Instructions to follow | If a line in the listing below includes the string "value", pull it out.

Segment Start: Supplied records

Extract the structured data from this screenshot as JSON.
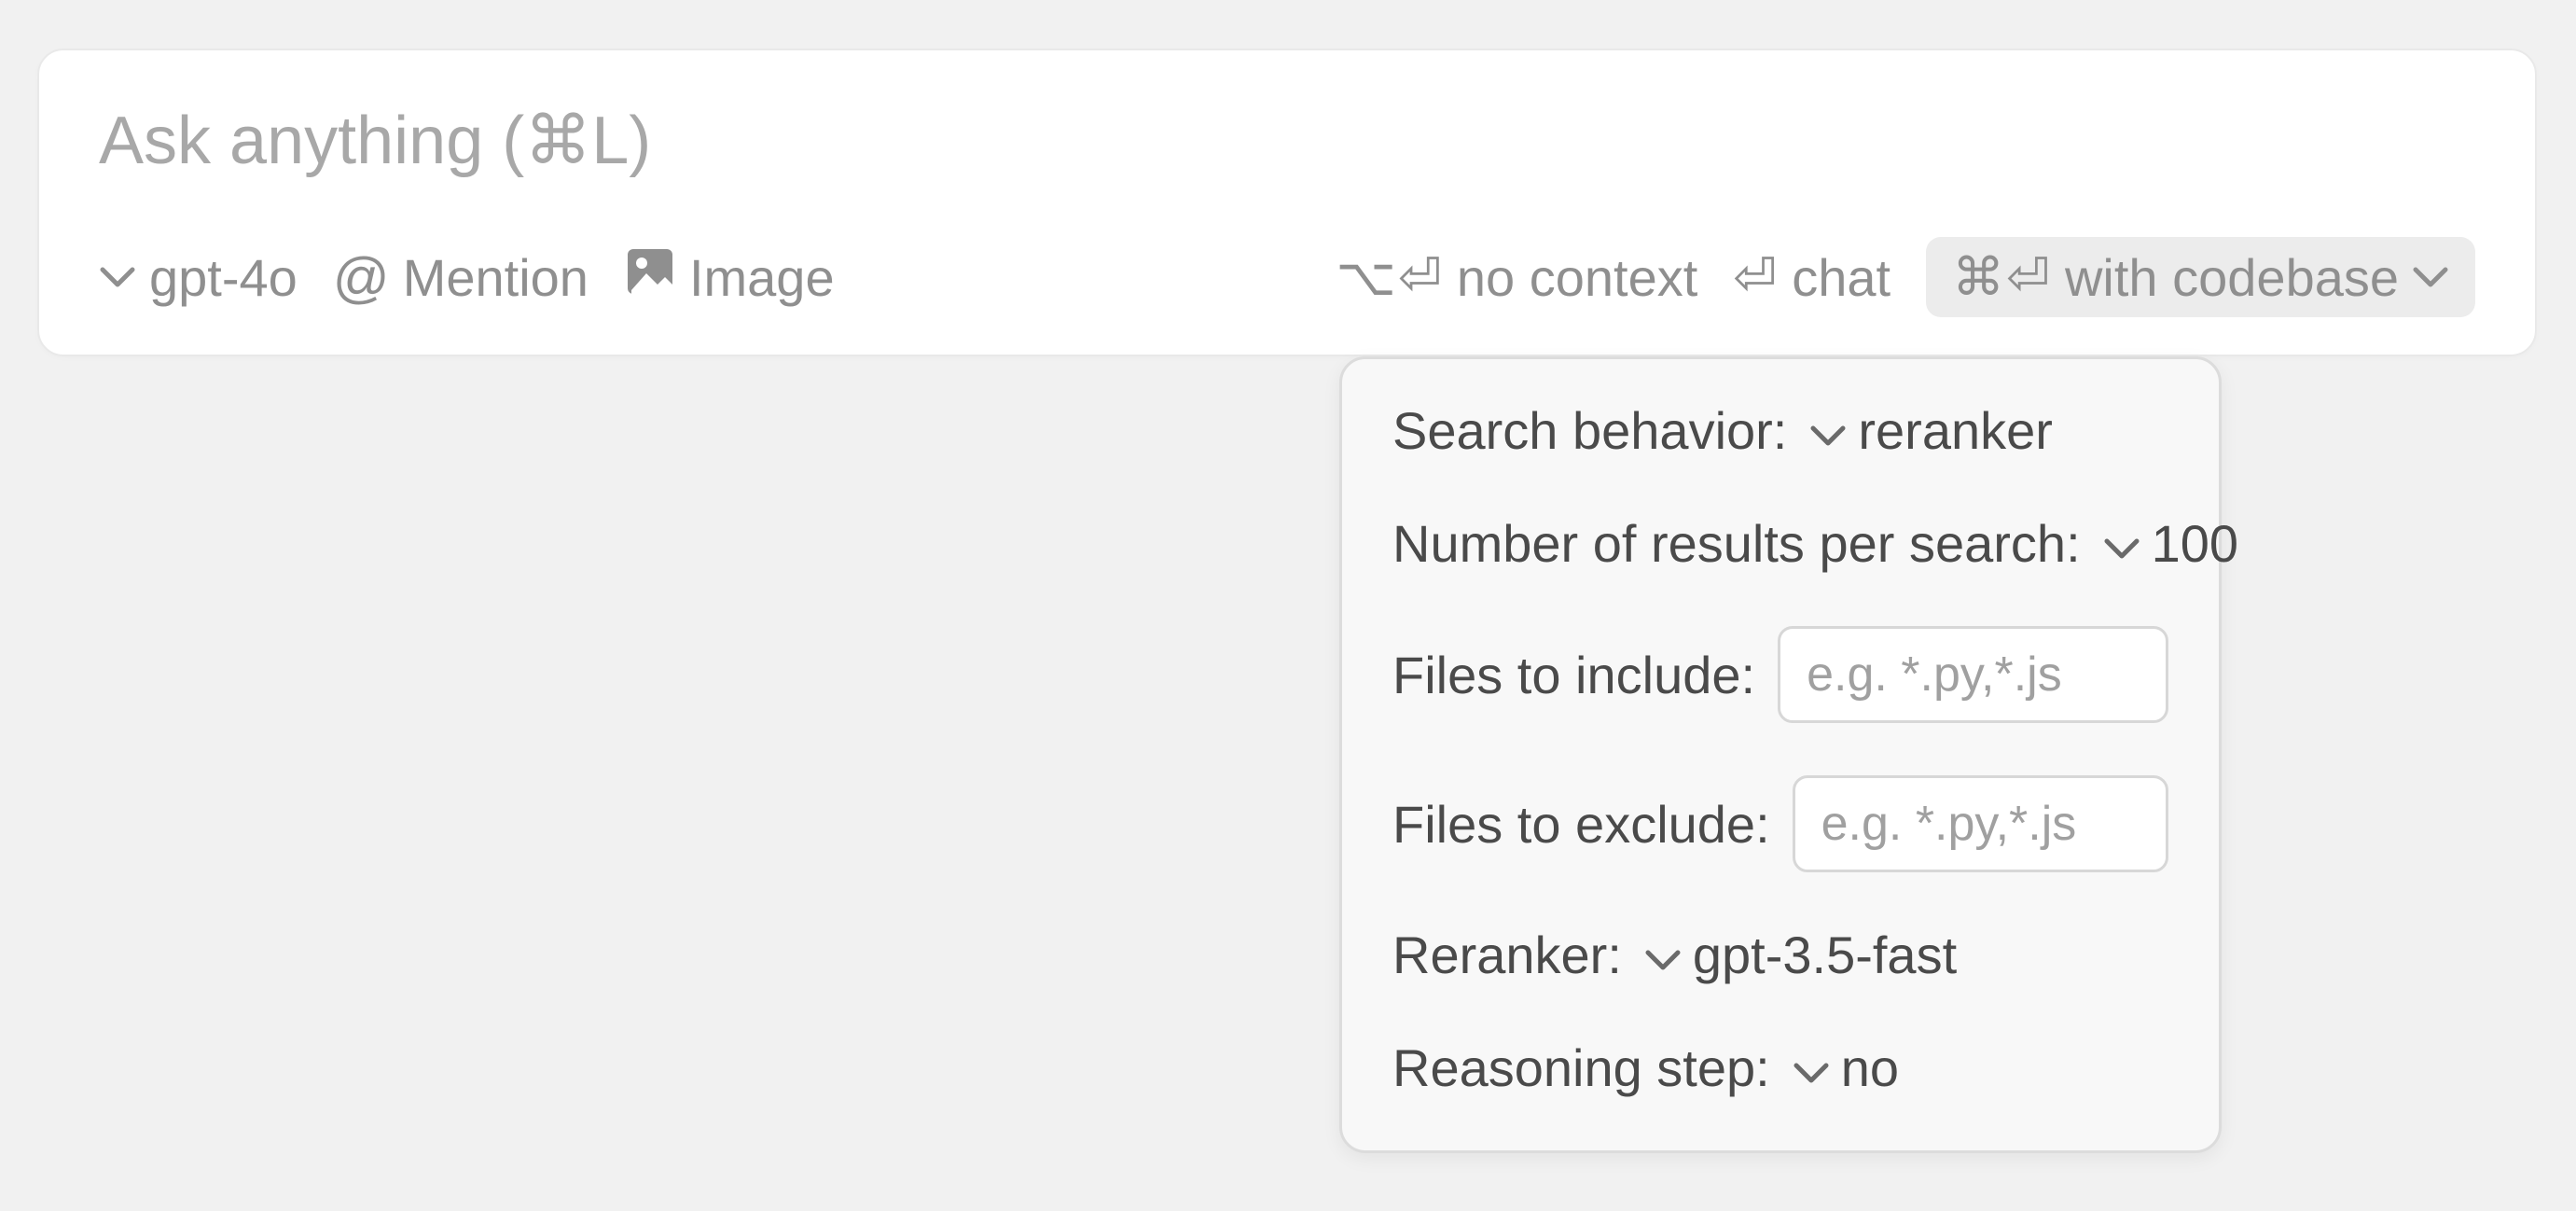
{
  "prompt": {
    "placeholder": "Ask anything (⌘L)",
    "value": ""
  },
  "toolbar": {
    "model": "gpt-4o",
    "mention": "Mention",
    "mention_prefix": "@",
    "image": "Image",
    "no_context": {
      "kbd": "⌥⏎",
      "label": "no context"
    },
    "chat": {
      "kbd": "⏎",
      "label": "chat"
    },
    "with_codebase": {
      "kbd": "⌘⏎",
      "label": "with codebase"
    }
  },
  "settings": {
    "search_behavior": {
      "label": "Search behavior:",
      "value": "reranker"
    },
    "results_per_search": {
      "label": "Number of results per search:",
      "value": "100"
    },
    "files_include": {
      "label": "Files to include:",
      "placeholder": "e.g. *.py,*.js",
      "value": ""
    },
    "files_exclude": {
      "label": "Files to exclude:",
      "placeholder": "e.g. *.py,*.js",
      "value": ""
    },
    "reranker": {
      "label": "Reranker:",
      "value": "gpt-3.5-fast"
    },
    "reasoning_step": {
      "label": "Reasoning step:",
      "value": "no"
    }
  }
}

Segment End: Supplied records

Answer to this exercise |
    "value": ""
      "value": "reranker"
      "value": "100"
      "value": ""
      "value": ""
      "value": "gpt-3.5-fast"
      "value": "no"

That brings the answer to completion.